T-Mobile will get another two years – until 2026 – to deploy 300 Mbps 5G service to 93% of Californians, if a draft decision published on Friday is approved by the California Public Utilities Commission. But two other requested “modifications” to the CPUC’s conditions for approving T-Mobile’s merger with Sprint were rejected in the decision proposed by administrative law judge Karl Bemesderfer.

Assuming that CPUC commissioners vote in favor of it – a pretty good bet – it means that T-Mobile will have to add 1,000 net new jobs in California, instead of firing 1,000 higher paid employees and hiring 1,000 lower wage workers at a call center in Fresno County, as it appears to be doing. Bemesderfer’s draft rejects the claim that the CPUC doesn’t have legal authority over its labor practices on a legal technicality. T-Mobile’s ace lawyers bundled it into a “petition for modification”, instead of the “request for rehearing” that Bemesderfer says is the proper way to do it.

He also said that there’s nothing wrong with using California’s own mobile broadband testing program to track T-Mobile’s compliance with California’s own conditions…

On balance, while we recognize that there is a possibility of conflict between state and federal performance standards, we find that the benefits of measuring T-Mobile’s compliance with California-specific conditions with the CalSPEED test outweigh the possible inconvenience of having the same activity measured two different ways. While Joint Applicants raise the possibility of federal pre-emption, we see no indication in the federal proceedings of an intention on the part of federal regulators to pre-empt state action in this area.

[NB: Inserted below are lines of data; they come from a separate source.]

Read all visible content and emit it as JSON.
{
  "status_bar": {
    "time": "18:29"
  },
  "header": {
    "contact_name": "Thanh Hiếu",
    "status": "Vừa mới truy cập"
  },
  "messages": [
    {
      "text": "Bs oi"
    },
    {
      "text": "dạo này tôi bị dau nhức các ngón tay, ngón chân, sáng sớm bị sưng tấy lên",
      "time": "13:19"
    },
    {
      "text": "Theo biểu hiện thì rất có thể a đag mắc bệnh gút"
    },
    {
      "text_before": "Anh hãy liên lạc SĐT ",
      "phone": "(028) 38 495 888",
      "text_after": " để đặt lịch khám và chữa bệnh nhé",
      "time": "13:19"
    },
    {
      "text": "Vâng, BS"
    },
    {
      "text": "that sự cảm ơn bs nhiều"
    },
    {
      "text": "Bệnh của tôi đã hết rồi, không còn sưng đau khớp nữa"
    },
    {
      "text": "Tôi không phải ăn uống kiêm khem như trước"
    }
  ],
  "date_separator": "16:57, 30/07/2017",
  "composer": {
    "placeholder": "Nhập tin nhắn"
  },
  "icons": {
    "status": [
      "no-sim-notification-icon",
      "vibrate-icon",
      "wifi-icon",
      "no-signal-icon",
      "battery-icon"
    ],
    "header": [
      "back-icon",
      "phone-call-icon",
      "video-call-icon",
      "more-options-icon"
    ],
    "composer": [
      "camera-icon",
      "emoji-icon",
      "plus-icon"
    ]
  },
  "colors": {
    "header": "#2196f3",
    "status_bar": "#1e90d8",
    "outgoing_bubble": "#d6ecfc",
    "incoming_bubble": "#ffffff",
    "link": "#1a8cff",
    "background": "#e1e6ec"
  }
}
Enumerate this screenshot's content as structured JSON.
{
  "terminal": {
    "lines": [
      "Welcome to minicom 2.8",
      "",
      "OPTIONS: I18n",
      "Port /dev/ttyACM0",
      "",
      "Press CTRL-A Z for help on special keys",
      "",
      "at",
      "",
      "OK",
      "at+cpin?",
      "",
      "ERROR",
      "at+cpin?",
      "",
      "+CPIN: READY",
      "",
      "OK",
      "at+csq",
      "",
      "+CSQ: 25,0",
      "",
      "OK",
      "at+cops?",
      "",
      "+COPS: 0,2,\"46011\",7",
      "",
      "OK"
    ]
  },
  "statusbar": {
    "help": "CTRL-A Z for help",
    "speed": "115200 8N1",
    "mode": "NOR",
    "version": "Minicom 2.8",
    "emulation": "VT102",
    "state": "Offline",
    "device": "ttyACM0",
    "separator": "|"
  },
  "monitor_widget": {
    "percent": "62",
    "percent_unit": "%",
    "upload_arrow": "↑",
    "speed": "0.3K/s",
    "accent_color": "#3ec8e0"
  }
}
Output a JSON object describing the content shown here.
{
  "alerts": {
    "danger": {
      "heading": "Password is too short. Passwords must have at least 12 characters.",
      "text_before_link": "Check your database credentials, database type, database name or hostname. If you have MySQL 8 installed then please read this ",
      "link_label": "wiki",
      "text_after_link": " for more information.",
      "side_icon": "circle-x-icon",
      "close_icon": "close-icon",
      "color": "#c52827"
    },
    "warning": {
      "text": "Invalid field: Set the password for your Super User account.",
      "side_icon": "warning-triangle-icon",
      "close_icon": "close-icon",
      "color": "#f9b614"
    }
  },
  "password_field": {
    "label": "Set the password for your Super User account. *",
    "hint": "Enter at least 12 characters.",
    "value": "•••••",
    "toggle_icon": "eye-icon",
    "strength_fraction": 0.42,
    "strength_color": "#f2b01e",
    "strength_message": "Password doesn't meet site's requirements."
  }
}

T-Mobile had argued that the Federal Communications Commission’s mobile testing program is sufficient, which Bemesderfer didn’t buy. He did, however, accept T-Mobile’s argument that the deployment timeline they promised – and that he wrote into the original decision – was 2026, six years from when the merger closed, instead of 2024, which would have been six years from when the CPUC began reviewing the deal.

Links to arguments, exhibits and other paperwork regarding the T-Mobile/Sprint merger filed at the CPUC and elsewhere are here.

My clients include California cities who do business with T-Mobile. I like to think that has no bearing on my commentary. Take it for what it’s worth.